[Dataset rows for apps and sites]
□ □ □ □

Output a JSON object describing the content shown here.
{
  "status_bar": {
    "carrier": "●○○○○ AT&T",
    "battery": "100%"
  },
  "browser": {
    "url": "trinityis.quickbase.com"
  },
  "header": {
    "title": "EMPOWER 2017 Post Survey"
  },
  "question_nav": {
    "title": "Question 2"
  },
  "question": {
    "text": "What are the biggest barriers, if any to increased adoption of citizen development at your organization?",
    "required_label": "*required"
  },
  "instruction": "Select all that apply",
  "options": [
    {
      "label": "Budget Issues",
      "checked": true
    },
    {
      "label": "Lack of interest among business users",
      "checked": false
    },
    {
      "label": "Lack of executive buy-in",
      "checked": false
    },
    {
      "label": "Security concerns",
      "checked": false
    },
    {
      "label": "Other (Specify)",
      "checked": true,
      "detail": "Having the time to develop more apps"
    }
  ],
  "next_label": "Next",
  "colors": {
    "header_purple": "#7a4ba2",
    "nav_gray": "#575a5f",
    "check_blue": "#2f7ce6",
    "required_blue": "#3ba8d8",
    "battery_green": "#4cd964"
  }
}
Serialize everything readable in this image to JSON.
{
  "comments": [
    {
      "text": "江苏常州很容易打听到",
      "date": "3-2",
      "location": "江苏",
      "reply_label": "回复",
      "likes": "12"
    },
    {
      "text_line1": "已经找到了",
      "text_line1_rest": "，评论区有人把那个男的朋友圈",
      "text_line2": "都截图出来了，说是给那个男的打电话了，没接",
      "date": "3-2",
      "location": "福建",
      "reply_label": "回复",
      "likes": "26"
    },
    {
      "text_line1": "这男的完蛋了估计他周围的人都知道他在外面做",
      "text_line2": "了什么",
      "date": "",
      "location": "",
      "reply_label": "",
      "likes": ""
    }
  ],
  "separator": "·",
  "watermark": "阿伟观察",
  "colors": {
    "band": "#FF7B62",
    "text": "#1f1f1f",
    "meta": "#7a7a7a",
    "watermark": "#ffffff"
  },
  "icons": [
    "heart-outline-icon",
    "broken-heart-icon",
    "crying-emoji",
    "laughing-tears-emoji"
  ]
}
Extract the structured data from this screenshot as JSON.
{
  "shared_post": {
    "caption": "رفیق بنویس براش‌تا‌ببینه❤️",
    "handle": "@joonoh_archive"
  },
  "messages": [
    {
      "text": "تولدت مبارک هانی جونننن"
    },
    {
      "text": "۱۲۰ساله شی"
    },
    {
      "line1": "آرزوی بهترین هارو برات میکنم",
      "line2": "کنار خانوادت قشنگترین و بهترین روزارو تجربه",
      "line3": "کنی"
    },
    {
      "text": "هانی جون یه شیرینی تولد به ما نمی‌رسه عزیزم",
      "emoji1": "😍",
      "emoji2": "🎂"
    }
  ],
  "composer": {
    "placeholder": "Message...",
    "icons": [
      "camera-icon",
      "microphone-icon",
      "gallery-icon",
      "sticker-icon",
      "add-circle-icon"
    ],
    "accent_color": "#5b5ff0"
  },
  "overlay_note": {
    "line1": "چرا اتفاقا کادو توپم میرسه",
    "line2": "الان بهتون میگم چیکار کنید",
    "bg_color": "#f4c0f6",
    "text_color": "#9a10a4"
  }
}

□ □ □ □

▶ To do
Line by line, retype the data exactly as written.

▶ Exercise solution
Output a JSON object describing the content shown here.
{
  "status_bar": {
    "carrier": "●○○○○ AT&T",
    "battery": "100%"
  },
  "browser": {
    "url": "trinityis.quickbase.com"
  },
  "header": {
    "title": "EMPOWER 2017 Post Survey"
  },
  "question_nav": {
    "title": "Question 2"
  },
  "question": {
    "text": "What are the biggest barriers, if any to increased adoption of citizen development at your organization?",
    "required_label": "*required"
  },
  "instruction": "Select all that apply",
  "options": [
    {
      "label": "Budget Issues",
      "checked": true
    },
    {
      "label": "Lack of interest among business users",
      "checked": false
    },
    {
      "label": "Lack of executive buy-in",
      "checked": false
    },
    {
      "label": "Security concerns",
      "checked": false
    },
    {
      "label": "Other (Specify)",
      "checked": true,
      "detail": "Having the time to develop more apps"
    }
  ],
  "next_label": "Next",
  "colors": {
    "header_purple": "#7a4ba2",
    "nav_gray": "#575a5f",
    "check_blue": "#2f7ce6",
    "required_blue": "#3ba8d8",
    "battery_green": "#4cd964"
  }
}
Serialize everything readable in this image to JSON.
{
  "comments": [
    {
      "text": "江苏常州很容易打听到",
      "date": "3-2",
      "location": "江苏",
      "reply_label": "回复",
      "likes": "12"
    },
    {
      "text_line1": "已经找到了",
      "text_line1_rest": "，评论区有人把那个男的朋友圈",
      "text_line2": "都截图出来了，说是给那个男的打电话了，没接",
      "date": "3-2",
      "location": "福建",
      "reply_label": "回复",
      "likes": "26"
    },
    {
      "text_line1": "这男的完蛋了估计他周围的人都知道他在外面做",
      "text_line2": "了什么",
      "date": "",
      "location": "",
      "reply_label": "",
      "likes": ""
    }
  ],
  "separator": "·",
  "watermark": "阿伟观察",
  "colors": {
    "band": "#FF7B62",
    "text": "#1f1f1f",
    "meta": "#7a7a7a",
    "watermark": "#ffffff"
  },
  "icons": [
    "heart-outline-icon",
    "broken-heart-icon",
    "crying-emoji",
    "laughing-tears-emoji"
  ]
}
Extract the structured data from this screenshot as JSON.
{
  "shared_post": {
    "caption": "رفیق بنویس براش‌تا‌ببینه❤️",
    "handle": "@joonoh_archive"
  },
  "messages": [
    {
      "text": "تولدت مبارک هانی جونننن"
    },
    {
      "text": "۱۲۰ساله شی"
    },
    {
      "line1": "آرزوی بهترین هارو برات میکنم",
      "line2": "کنار خانوادت قشنگترین و بهترین روزارو تجربه",
      "line3": "کنی"
    },
    {
      "text": "هانی جون یه شیرینی تولد به ما نمی‌رسه عزیزم",
      "emoji1": "😍",
      "emoji2": "🎂"
    }
  ],
  "composer": {
    "placeholder": "Message...",
    "icons": [
      "camera-icon",
      "microphone-icon",
      "gallery-icon",
      "sticker-icon",
      "add-circle-icon"
    ],
    "accent_color": "#5b5ff0"
  },
  "overlay_note": {
    "line1": "چرا اتفاقا کادو توپم میرسه",
    "line2": "الان بهتون میگم چیکار کنید",
    "bg_color": "#f4c0f6",
    "text_color": "#9a10a4"
  }
}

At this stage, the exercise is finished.